→ WHAT IS BEING ASKED
Which lines run from the one containing "Give me the" to the end of the entries? Copy them exactly, both ends included, and give nothing else.

=======

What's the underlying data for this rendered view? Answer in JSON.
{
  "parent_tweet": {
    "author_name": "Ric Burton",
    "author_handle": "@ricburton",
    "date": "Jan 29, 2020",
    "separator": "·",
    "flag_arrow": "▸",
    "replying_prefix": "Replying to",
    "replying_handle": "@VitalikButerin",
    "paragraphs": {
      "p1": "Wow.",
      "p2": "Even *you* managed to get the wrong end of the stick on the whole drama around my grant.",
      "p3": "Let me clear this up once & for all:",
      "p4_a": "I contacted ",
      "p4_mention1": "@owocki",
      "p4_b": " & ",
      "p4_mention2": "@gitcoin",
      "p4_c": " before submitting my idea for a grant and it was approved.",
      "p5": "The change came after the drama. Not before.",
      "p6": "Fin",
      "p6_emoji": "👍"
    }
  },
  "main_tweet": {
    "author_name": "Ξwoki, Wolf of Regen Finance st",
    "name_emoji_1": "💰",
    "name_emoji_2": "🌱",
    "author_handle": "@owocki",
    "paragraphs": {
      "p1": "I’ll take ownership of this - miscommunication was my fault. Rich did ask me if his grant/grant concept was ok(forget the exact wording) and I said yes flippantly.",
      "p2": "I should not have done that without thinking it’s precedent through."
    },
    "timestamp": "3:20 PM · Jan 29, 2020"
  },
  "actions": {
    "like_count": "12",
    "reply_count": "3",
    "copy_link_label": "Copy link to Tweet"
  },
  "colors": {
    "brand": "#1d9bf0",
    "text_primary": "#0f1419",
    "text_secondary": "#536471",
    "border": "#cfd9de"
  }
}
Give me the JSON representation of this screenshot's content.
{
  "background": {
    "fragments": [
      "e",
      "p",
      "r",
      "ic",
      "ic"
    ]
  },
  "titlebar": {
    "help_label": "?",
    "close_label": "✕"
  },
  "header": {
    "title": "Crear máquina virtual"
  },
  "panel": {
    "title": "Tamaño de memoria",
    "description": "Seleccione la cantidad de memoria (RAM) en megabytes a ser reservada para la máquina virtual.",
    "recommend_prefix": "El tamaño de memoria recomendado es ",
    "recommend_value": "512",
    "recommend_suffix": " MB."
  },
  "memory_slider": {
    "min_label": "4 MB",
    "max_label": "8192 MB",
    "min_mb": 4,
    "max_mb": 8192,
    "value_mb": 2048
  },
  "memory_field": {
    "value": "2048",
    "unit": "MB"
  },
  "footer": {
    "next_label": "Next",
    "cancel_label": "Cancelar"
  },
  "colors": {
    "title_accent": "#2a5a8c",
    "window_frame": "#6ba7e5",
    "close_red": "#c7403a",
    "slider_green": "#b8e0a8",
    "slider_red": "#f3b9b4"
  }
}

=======

→ EXERCISE SOLUTION
Give me the JSON representation of this screenshot's content.
{
  "background": {
    "fragments": [
      "e",
      "p",
      "r",
      "ic",
      "ic"
    ]
  },
  "titlebar": {
    "help_label": "?",
    "close_label": "✕"
  },
  "header": {
    "title": "Crear máquina virtual"
  },
  "panel": {
    "title": "Tamaño de memoria",
    "description": "Seleccione la cantidad de memoria (RAM) en megabytes a ser reservada para la máquina virtual.",
    "recommend_prefix": "El tamaño de memoria recomendado es ",
    "recommend_value": "512",
    "recommend_suffix": " MB."
  },
  "memory_slider": {
    "min_label": "4 MB",
    "max_label": "8192 MB",
    "min_mb": 4,
    "max_mb": 8192,
    "value_mb": 2048
  },
  "memory_field": {
    "value": "2048",
    "unit": "MB"
  },
  "footer": {
    "next_label": "Next",
    "cancel_label": "Cancelar"
  },
  "colors": {
    "title_accent": "#2a5a8c",
    "window_frame": "#6ba7e5",
    "close_red": "#c7403a",
    "slider_green": "#b8e0a8",
    "slider_red": "#f3b9b4"
  }
}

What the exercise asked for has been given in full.